China might not have the first-mover advantage in Europe to demarcate its culinary identity – both Korea and Japan have already signed FTAs with the EU. Yet, in a Europe where consumers are quite sensitive to the origin of their food, the recent agreement will certainly raise awareness and visibility of Chinese high-quality produce, and the GI guarantee can help alleviate (at least) food-related trust issues.
As a system of legal protection for local artisan producers in a globalized market, the GI label is without doubt a strong marketing tool. Whether the claimed economic benefits of this label under the EU-China GI agreement materialize for the European producers depends on the Chinese enforcement of the measures and whether the EU can prevent its GIs from becoming generic.
Yet, although its economic potential remains debated, the bilateral agreement’s success can already be counted in political and cultural terms: with the impact of the American move limited, the GI agreement has served its purposes for the EU as a negotiation tool, a policy export and a gastronationalist cultural identity marker – both domestically and abroad.
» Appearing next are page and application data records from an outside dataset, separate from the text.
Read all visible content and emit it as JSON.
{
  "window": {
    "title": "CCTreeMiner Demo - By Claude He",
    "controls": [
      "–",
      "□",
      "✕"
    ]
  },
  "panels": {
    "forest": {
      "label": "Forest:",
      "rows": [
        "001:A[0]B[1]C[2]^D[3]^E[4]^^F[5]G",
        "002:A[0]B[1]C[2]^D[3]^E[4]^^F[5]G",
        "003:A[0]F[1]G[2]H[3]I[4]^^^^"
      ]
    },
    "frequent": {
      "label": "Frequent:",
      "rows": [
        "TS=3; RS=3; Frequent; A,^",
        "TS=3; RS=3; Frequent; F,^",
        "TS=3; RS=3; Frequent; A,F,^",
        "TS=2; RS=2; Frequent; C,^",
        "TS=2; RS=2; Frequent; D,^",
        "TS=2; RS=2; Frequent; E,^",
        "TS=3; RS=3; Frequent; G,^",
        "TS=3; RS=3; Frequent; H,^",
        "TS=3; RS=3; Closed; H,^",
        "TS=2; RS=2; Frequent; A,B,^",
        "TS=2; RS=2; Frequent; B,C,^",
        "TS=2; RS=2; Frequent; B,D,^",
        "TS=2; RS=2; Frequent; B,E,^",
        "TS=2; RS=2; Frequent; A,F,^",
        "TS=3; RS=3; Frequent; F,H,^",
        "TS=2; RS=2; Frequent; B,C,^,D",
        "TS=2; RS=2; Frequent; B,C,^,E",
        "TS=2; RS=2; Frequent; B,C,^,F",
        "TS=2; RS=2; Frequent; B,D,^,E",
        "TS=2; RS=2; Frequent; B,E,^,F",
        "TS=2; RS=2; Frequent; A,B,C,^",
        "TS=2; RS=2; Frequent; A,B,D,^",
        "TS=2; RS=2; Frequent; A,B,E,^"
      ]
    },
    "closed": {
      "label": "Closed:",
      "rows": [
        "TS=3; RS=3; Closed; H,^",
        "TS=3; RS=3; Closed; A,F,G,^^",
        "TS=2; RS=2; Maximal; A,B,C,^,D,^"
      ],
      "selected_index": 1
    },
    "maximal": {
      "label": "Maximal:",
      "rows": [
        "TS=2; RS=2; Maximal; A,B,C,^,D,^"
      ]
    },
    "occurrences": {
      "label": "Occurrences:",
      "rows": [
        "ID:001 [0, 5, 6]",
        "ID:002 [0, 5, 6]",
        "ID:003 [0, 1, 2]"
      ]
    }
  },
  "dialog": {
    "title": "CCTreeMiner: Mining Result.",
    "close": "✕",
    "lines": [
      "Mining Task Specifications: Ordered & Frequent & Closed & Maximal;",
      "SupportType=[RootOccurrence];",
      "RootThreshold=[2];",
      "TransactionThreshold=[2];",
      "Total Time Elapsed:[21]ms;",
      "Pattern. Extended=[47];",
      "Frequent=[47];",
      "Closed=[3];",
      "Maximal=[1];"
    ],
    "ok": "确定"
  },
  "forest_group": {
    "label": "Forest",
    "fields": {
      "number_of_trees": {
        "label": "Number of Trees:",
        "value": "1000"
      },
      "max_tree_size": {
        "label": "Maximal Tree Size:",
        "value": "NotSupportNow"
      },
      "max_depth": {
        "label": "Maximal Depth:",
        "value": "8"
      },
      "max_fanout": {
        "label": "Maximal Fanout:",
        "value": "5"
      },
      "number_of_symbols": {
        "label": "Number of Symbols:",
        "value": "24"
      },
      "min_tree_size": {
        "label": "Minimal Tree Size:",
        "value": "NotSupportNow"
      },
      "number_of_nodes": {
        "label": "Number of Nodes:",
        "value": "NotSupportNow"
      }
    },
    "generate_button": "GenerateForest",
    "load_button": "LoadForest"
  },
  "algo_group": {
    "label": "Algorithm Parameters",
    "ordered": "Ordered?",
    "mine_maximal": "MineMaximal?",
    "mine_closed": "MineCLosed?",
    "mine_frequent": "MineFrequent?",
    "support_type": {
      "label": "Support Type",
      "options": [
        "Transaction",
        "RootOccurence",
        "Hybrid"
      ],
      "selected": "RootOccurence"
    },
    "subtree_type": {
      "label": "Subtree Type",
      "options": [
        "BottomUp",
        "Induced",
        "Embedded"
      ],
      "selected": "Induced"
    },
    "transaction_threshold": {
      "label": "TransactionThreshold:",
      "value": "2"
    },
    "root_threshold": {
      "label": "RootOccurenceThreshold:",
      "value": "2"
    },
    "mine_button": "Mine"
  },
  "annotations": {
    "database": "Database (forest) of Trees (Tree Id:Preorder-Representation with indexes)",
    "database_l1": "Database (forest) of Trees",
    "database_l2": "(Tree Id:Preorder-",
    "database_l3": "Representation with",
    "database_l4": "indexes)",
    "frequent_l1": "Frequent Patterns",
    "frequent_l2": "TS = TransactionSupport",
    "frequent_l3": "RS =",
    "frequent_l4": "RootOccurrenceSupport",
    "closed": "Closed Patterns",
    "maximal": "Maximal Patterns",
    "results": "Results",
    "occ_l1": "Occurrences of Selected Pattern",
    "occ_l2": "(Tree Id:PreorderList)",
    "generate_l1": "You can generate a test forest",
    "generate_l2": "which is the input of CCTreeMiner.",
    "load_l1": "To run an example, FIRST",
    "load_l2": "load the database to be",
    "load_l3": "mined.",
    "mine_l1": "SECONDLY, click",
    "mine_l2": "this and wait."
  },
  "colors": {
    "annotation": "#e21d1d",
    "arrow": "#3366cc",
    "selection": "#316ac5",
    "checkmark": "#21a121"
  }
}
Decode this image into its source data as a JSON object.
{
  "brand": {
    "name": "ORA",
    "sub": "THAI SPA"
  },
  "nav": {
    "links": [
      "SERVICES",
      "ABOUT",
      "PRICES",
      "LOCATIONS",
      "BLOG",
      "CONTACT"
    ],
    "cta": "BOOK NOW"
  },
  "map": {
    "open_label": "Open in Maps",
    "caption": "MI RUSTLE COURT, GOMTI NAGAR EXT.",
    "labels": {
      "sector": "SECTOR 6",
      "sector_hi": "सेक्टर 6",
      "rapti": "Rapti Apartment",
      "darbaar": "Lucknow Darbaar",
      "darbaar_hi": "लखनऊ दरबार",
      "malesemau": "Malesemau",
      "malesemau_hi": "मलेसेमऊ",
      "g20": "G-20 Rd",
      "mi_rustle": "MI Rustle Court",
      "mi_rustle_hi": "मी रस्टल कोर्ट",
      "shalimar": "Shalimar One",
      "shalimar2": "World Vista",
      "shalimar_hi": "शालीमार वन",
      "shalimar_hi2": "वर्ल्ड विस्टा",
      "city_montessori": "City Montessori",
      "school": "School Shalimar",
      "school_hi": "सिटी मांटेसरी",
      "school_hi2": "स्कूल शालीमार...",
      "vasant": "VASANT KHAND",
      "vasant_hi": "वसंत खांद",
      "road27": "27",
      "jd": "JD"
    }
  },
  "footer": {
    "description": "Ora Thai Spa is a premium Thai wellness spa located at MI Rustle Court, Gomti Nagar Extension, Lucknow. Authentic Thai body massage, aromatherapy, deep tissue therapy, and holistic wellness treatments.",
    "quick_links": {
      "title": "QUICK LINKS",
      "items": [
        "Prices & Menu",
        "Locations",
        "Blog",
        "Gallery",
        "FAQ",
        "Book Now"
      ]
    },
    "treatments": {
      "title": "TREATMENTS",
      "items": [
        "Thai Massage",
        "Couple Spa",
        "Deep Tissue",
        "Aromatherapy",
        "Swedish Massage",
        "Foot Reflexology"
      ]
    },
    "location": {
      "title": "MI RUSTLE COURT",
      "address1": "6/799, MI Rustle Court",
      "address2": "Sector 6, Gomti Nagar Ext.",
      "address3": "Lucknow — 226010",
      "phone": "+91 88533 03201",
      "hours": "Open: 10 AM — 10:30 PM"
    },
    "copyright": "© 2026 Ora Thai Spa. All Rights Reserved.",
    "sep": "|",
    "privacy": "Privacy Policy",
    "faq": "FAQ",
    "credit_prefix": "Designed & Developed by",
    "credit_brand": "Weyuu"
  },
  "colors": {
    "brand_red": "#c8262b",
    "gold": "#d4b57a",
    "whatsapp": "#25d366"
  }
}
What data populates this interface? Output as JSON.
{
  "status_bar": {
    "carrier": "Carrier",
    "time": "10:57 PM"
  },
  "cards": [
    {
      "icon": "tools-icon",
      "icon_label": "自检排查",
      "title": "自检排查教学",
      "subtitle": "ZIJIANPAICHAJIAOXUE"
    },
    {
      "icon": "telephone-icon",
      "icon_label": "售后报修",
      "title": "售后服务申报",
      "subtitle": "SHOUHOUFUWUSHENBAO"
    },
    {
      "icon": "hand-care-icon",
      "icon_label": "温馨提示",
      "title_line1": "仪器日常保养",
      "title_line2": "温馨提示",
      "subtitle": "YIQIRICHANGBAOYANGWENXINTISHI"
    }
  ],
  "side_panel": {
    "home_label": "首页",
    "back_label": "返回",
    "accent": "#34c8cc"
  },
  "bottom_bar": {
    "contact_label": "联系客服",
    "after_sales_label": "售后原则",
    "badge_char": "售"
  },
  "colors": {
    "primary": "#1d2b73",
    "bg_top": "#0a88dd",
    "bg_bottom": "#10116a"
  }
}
It will be interesting to see if China can deploy the agreement to its own benefit in a similar fashion.
 According to the WIPO, a geographical indication (GI) is a sign, label or name used on products that have a specific geographical origin and possess qualities or a reputation that are due to that origin. In order to function as a GI, a sign must identify a product as originating in a given place. In addition, the qualities, characteristics or reputation of the product should be essentially due to the place of origin. Since the qualities depend on the geographical place of production, there is a clear link between the product and its original place of production (WIPO).